Jacob and his wives have eleven sons and a daughter. Jacob makes a new work contract with Laban but eventually the discord between them becomes so great Jacob flees with his household. The parsha ends with the curious incident of Laban’s gods.
Is Money Earthly or Heavenly?
Most people recognize life and death are spiritual matters. And since sickness may cause death, it too falls into the spiritual category. But money is the essence of the physical world. Right?
Consider: In heaven, there is no death. It exists only because we inhabit a physical world. Our souls exist in heaven. But without the counterpoint of death to distinguish it, life has no meaning there.
But your deeds exist in both this world and heaven. G-d is intensely interested in how you behave and treat His creation, especially other people. As a factor in your actions, money impacts Earth and heaven.
The Place of Comfort
In the above verse, the Hebrew word for place is makom. Not coincidentally, G-d is called Hamakom, literally, “the Place.” Jacob encounters both a location and the Almighty. Each name by which G-d is known expresses an attribute. In this case, Hamakom denotes His involvement with tragedy.
When comforting a mourner, we say, “Hamakom y’nacheim eschem,” literally, “May the Place comfort you.” Likewise, we encourage a sick person by saying, “Hamakom y’racheim alecha,” “May the Place have mercy on you.” As concepts tied to this world, comfort for death and sickness is found in physical places that embody the Almighty: a cemetery, the home of a mourner, or a hospital.
Where does one find comfort during financial hardship? We say to such a person, “Hamakom y’malei hasroincha,” “May the Place replace your loss.” Like your home, when tragedy strikes G-d can be found in your place of business, if your work honors Him and serves His children.
As the tie between this world and the World to Come, the place of comfort when money worries weigh on your spirit is the Place.

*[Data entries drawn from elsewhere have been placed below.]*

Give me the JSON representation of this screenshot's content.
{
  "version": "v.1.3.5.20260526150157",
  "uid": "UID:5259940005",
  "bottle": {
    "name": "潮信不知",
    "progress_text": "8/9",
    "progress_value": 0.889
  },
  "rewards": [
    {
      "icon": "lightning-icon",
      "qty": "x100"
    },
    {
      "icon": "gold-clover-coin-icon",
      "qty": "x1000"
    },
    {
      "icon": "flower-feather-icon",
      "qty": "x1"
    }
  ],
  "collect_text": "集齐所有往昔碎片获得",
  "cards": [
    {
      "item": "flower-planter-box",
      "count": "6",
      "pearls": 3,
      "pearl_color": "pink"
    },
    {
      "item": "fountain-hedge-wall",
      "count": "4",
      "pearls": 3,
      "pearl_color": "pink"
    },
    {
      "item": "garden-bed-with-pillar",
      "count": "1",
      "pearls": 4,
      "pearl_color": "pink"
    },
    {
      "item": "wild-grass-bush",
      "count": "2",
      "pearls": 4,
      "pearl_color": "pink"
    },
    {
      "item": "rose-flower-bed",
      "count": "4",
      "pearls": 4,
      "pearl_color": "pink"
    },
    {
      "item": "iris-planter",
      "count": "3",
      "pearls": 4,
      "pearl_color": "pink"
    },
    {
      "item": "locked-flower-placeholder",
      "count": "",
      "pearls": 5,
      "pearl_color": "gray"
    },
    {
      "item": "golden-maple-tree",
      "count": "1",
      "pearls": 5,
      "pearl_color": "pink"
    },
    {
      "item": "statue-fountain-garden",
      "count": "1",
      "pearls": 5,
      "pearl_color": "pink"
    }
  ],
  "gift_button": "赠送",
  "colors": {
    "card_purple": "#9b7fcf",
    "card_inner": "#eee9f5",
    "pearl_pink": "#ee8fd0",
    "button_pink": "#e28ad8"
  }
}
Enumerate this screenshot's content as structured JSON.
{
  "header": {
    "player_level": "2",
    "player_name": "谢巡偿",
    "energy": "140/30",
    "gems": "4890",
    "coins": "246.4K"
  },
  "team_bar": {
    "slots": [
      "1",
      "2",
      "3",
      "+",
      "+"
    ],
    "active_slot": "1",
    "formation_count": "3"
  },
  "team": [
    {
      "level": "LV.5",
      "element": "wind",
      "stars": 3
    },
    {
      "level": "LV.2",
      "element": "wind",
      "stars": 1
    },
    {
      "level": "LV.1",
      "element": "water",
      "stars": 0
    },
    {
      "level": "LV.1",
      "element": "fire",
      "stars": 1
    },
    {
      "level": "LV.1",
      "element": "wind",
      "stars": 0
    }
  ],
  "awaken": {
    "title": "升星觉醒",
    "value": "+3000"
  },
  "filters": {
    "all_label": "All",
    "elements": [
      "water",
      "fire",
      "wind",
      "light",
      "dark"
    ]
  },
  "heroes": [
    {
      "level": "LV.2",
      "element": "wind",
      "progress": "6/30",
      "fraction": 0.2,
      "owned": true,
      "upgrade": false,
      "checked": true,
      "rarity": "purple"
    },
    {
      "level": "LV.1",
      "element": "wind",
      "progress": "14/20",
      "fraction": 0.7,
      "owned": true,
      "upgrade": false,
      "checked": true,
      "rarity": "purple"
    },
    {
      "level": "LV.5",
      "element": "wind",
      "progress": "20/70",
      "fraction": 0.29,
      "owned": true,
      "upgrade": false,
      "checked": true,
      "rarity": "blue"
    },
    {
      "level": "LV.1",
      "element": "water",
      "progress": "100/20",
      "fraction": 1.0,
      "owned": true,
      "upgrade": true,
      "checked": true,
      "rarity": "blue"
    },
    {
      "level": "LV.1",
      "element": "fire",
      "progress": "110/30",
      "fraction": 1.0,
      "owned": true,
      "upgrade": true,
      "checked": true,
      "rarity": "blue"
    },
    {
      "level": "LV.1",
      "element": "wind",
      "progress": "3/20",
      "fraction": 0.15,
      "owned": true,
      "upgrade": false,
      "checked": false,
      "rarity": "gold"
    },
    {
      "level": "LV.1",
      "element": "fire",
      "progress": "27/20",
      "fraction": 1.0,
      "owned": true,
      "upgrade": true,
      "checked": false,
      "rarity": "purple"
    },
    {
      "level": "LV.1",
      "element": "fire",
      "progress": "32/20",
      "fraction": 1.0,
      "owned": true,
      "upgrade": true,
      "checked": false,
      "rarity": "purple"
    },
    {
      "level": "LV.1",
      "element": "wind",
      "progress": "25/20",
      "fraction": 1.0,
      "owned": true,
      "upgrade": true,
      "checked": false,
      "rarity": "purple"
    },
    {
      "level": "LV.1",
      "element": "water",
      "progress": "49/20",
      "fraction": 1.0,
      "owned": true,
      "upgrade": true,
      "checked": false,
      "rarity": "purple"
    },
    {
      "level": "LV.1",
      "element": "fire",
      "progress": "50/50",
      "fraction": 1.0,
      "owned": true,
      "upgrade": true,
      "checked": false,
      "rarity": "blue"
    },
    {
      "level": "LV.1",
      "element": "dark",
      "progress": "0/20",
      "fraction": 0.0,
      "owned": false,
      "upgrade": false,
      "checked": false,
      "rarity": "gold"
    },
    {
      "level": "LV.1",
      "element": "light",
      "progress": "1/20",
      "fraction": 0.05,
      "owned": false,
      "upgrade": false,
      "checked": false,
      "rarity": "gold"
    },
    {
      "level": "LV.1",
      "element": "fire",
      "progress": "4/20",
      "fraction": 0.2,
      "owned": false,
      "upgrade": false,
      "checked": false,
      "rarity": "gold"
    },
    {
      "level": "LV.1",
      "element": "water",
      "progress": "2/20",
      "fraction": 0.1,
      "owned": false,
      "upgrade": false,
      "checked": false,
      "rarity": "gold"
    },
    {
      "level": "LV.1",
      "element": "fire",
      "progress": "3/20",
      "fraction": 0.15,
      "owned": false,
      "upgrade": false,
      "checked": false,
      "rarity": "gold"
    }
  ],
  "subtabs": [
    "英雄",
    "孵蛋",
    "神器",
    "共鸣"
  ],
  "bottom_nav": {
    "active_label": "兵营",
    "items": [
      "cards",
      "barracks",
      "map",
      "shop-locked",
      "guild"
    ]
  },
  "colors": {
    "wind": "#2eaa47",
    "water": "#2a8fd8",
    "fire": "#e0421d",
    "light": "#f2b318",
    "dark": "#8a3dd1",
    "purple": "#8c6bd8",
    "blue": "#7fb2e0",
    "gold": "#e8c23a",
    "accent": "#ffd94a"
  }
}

Question – Where do you seek comfort from setbacks at work? Please leave a comment below.
Every year beginning on Simchas Torah, the cycle of reading the Torah, the first five books of the Bible, ends and begins again. Each Sabbath a portion known as a sedra or parsha is read. It is named after the first significant word or two with which this weekly reading begins.
What verse in the Old Testament would you like to know more about? Ask a question and I will answer it in a future Parsha Nugget!